*** Opening of RECORD SET ***

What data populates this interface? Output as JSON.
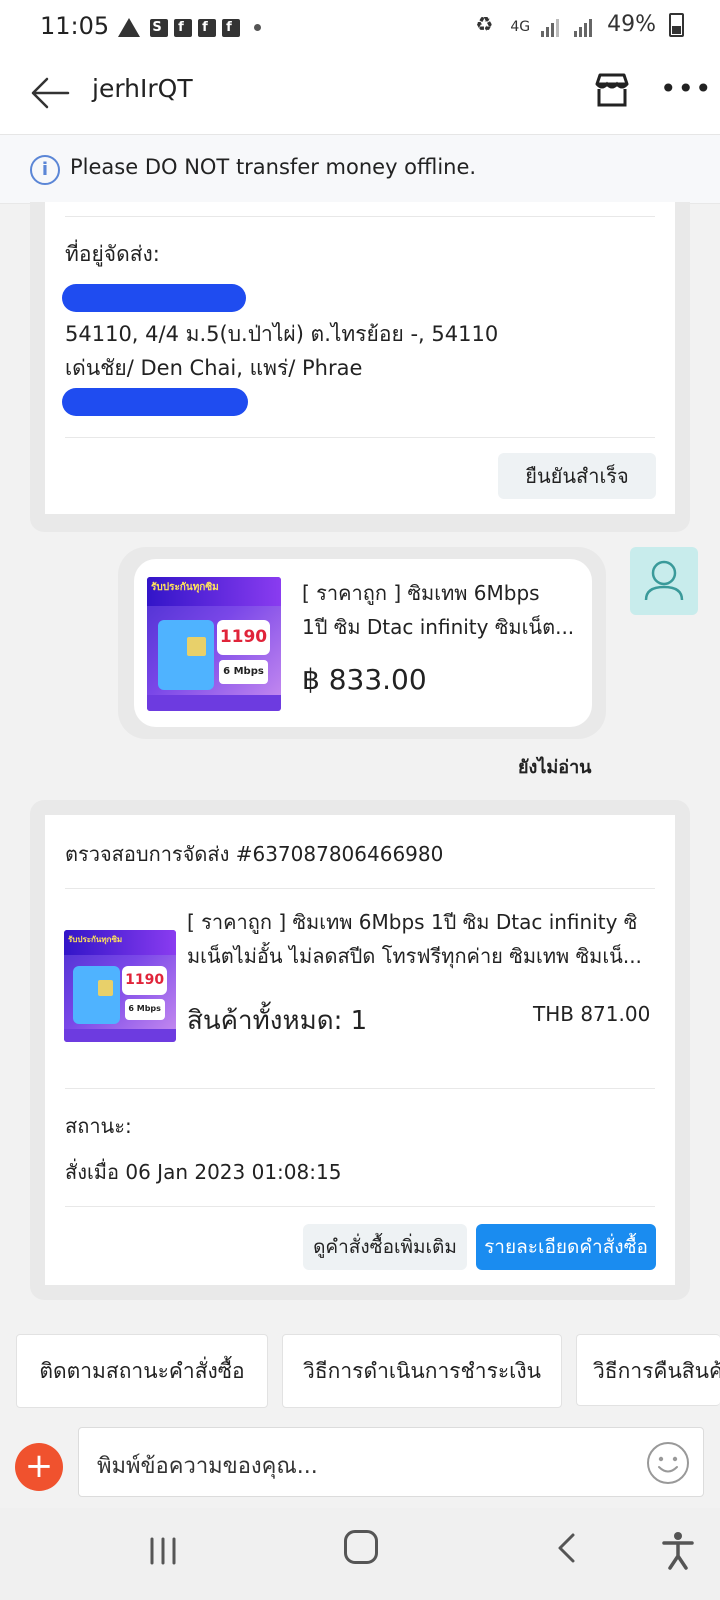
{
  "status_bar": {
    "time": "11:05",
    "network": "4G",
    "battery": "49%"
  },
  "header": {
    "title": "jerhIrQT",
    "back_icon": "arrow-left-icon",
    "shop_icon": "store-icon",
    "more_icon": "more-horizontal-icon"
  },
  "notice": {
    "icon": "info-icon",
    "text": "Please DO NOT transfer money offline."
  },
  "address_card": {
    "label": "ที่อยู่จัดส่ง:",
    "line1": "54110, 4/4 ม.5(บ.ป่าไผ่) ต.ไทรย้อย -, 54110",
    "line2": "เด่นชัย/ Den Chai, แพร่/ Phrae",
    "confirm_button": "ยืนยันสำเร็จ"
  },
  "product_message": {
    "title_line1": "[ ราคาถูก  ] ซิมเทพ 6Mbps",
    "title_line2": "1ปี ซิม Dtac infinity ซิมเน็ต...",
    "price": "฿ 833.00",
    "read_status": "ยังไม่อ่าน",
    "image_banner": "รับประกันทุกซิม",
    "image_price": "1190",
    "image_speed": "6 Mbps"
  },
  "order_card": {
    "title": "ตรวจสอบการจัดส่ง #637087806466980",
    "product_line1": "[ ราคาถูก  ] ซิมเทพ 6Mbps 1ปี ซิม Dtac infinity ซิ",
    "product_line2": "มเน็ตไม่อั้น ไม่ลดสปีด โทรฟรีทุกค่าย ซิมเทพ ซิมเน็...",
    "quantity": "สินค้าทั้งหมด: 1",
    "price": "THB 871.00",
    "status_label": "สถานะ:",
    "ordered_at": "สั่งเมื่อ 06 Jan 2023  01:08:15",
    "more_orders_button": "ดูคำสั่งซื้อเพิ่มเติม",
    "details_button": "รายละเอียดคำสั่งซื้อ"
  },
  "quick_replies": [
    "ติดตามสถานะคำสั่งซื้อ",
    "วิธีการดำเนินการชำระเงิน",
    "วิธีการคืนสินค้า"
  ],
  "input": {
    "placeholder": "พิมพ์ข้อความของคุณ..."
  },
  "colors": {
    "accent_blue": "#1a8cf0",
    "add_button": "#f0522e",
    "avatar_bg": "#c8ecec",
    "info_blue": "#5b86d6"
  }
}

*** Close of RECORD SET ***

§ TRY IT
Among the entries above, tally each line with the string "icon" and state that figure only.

§ RESPONSE TO THIS TASK
4